(Provided information Opens)

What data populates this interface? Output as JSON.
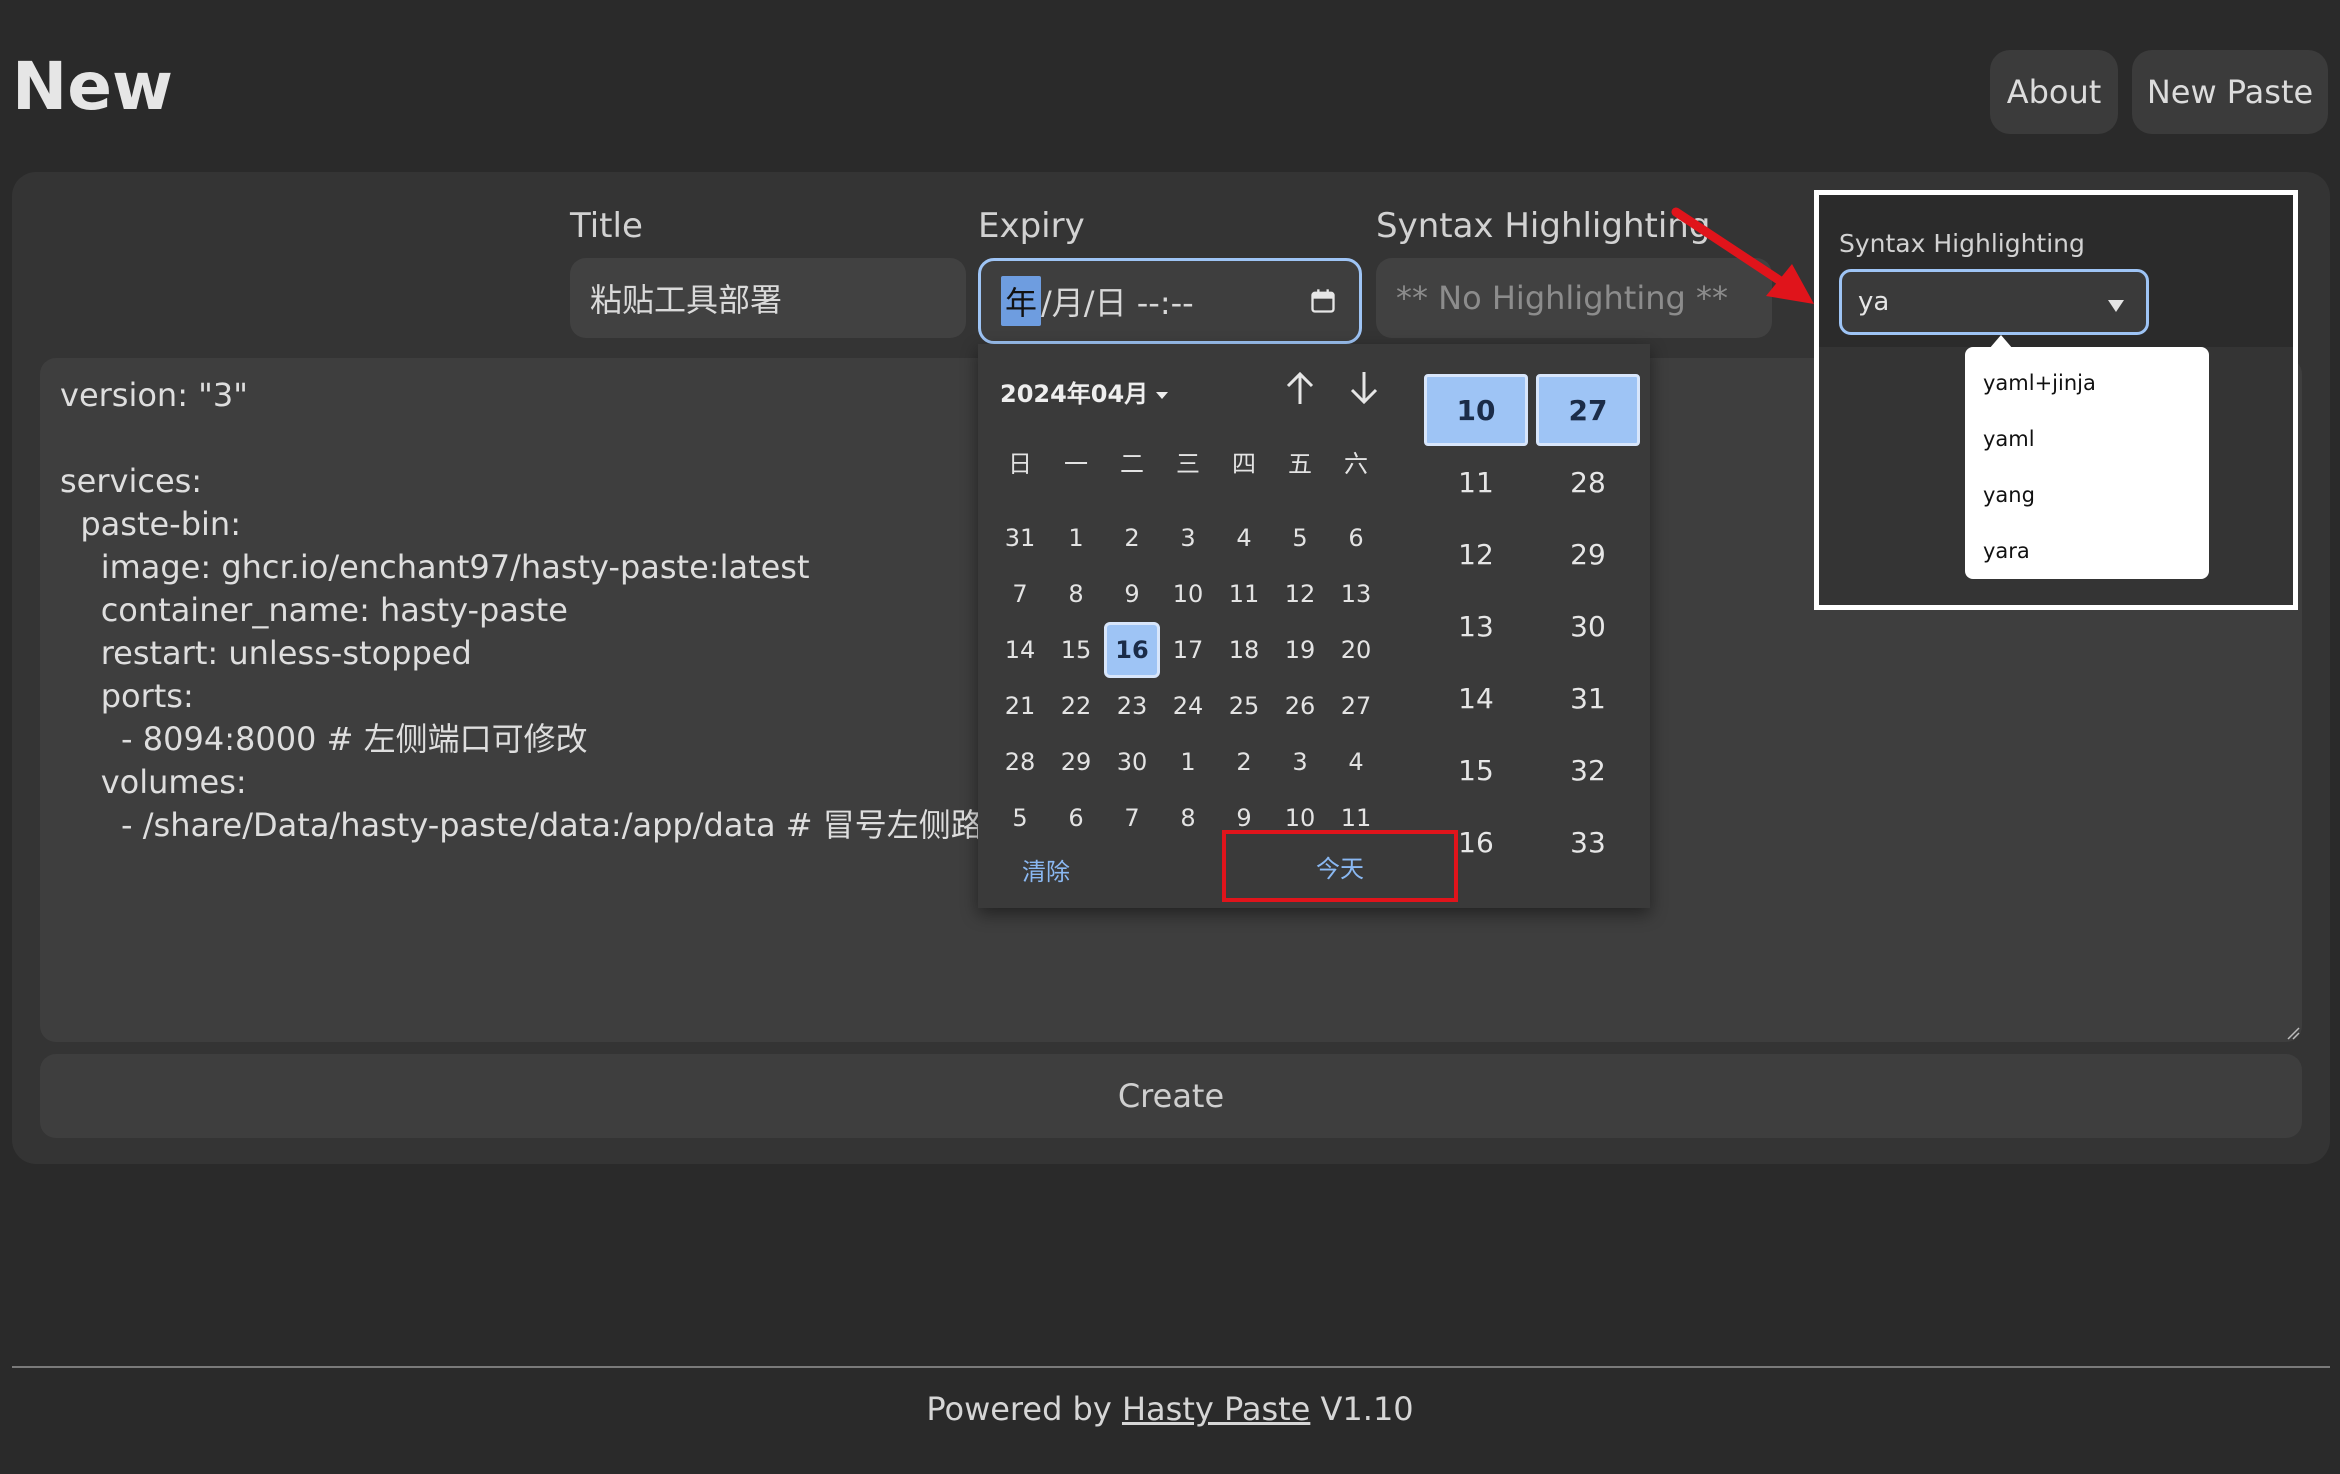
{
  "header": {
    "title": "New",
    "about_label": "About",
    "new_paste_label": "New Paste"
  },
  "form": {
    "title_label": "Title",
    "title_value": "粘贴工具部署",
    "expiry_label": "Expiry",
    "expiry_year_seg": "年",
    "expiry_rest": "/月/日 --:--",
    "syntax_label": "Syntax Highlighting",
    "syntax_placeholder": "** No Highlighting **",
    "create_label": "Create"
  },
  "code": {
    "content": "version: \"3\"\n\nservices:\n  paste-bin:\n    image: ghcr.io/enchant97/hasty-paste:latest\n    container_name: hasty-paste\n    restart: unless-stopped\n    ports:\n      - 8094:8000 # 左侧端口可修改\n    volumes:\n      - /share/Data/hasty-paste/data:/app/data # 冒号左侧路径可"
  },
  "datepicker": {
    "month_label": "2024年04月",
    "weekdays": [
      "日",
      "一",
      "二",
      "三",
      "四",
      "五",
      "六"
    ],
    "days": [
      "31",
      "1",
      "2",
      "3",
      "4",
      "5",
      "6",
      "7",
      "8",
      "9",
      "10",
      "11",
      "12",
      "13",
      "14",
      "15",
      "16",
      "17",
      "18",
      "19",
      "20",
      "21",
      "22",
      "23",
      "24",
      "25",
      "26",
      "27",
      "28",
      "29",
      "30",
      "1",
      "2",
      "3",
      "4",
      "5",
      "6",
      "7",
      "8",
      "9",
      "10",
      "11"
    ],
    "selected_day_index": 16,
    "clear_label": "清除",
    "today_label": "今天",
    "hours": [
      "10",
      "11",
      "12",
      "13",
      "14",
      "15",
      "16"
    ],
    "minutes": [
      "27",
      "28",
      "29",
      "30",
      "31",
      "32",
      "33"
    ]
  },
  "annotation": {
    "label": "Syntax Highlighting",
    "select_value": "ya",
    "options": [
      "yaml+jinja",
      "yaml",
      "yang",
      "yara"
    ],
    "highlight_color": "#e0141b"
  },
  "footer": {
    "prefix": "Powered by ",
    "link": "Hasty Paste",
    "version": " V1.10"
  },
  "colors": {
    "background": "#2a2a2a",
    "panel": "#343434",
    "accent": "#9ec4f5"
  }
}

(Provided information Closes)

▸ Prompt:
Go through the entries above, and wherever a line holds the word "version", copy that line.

▸ Reply:
    "content": "version: \"3\"\n\nservices:\n  paste-bin:\n    image: ghcr.io/enchant97/hasty-paste:latest\n    container_name: hasty-paste\n    restart: unless-stopped\n    ports:\n      - 8094:8000 # 左侧端口可修改\n    volumes:\n      - /share/Data/hasty-paste/data:/app/data # 冒号左侧路径可"
    "version": " V1.10"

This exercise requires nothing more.